"I had no idea it was an employee until it really started happening," Heppes said. "I just assumed it was a passenger who flipped out."
The FBI was coordinating an investigation with the airport police, Amarillo police, the FAA and the Transportation Safety Administration, said agency spokeswoman Lydia Maese in Dallas. She declined to comment on arrests.
The flight left New York around 7 a.m. and was in the air for 3 ½ hours before landing in Texas. The passengers boarded another plane for Las Vegas several hours later. That plane arrived in Las Vegas about two hours later.
John Cox, an aviation safety consultant and former airline pilot, said incidents in which pilots become mentally incapacitated during a flight are "pretty rare." He said he could only recall two or three other examples in the more than 40 years he has been following commercial aviation.
Airlines and the FAA strongly encourage pilots to assert themselves if they think safety is being jeopardized, even if it means contradicting a captain's orders, Cox said. Aviation safety experts have studied several cases where first officers deferred to more experienced captains with tragic results.
Unruly pilots and crew have disrupted flights in the past.
Earlier this month, an American Airlines flight attendant took over the public-address system on a flight bound for Chicago and spoke for 15 minutes about Sept. 11 and the safety of their plane, saying "I'm not responsible for this plane crashing," several passengers said.
Passengers wrestled the flight attendant into a seat while the plane was grounded at Dallas-Fort Worth International Airport; the flight attendant was hospitalized.

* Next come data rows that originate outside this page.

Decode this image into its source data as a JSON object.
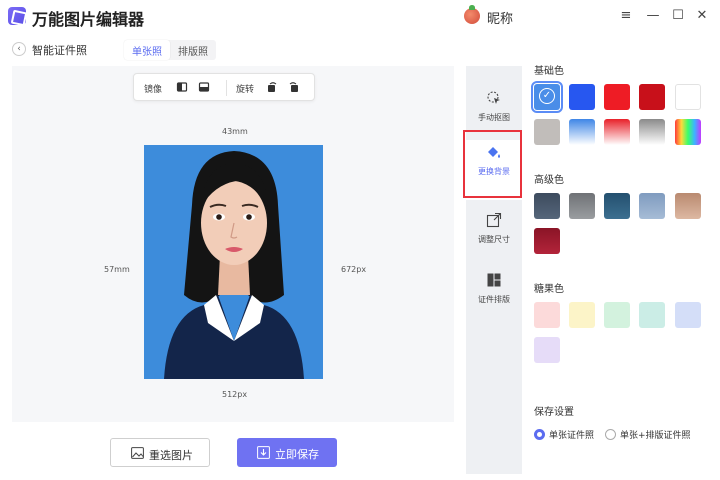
{
  "app": {
    "title": "万能图片编辑器",
    "nickname": "昵称"
  },
  "window_controls": {
    "menu": "≡",
    "minimize": "—",
    "maximize": "☐",
    "close": "✕"
  },
  "header": {
    "back": "‹",
    "page_title": "智能证件照",
    "tabs": [
      "单张照",
      "排版照"
    ],
    "active_tab": 0
  },
  "toolbar": {
    "mirror_label": "镜像",
    "rotate_label": "旋转"
  },
  "photo": {
    "width_mm": "43mm",
    "height_mm": "57mm",
    "width_px": "512px",
    "height_px": "672px",
    "background_color": "#3d8cdb"
  },
  "buttons": {
    "reselect": "重选图片",
    "save": "立即保存"
  },
  "func_sidebar": {
    "items": [
      {
        "label": "手动抠图",
        "icon": "cursor-click-icon"
      },
      {
        "label": "更换背景",
        "icon": "paint-bucket-icon"
      },
      {
        "label": "调整尺寸",
        "icon": "resize-icon"
      },
      {
        "label": "证件排版",
        "icon": "grid-layout-icon"
      }
    ],
    "active_index": 1
  },
  "colors": {
    "basic_title": "基础色",
    "advanced_title": "高级色",
    "candy_title": "糖果色",
    "basic": [
      "#4a8de8",
      "#2757f0",
      "#ee1c25",
      "#c8101a",
      "#ffffff",
      "#c1bdba",
      "gradient-blue",
      "gradient-red",
      "gradient-gray",
      "gradient-rainbow"
    ],
    "advanced": [
      "#3d4b5e",
      "#7a7d80",
      "#2f5c80",
      "#8ea8c8",
      "#c49a80",
      "#9e1a2d"
    ],
    "candy": [
      "#fcdada",
      "#fcf4c8",
      "#d3f2de",
      "#cbede6",
      "#d4def8",
      "#e6dcf8"
    ],
    "selected_basic_index": 0
  },
  "save_settings": {
    "title": "保存设置",
    "options": [
      "单张证件照",
      "单张+排版证件照"
    ],
    "selected_index": 0
  }
}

In 2008, an Air Canada co-pilot was forcibly removed from a Toronto-to-London flight, restrained and sedated after having a mental breakdown on a flight. A flight attendant with flying experience helped the pilot safely make an emergency landing in Ireland, and none of the 146 passengers and nine crew members on board was injured.
In August 2010, JetBlue flight attendant Steven Slater pulled the emergency chute on a flight from Pittsburgh after it landed at John F. Kennedy International Airport. He went on the public-address system, swore at a passenger, grabbed a beer and slid down the tarmac.
He was sentenced to probation, counseling and substance abuse treatment for attempted criminal mischief.
The FAA is likely to review the unidentified captain's medical certificate -- essentially a seal of approval that the pilot is healthy. All pilots working for scheduled airlines must have a first-class medical certificate. The certificates must be renewed every six months to a year, depending on the pilot's age.
To receive the certificate, the pilot must receive a physical examination by an FAA-designated medical examiner that includes questions about pilot's psychological condition. Pilots are required to disclose all physical and psychological conditions and medications.
Blaney reported from Lubbock, Texas. Associated Press writers Samantha Bomkamp in New York and Joan Lowy in Washington, D.C., contributed to this report.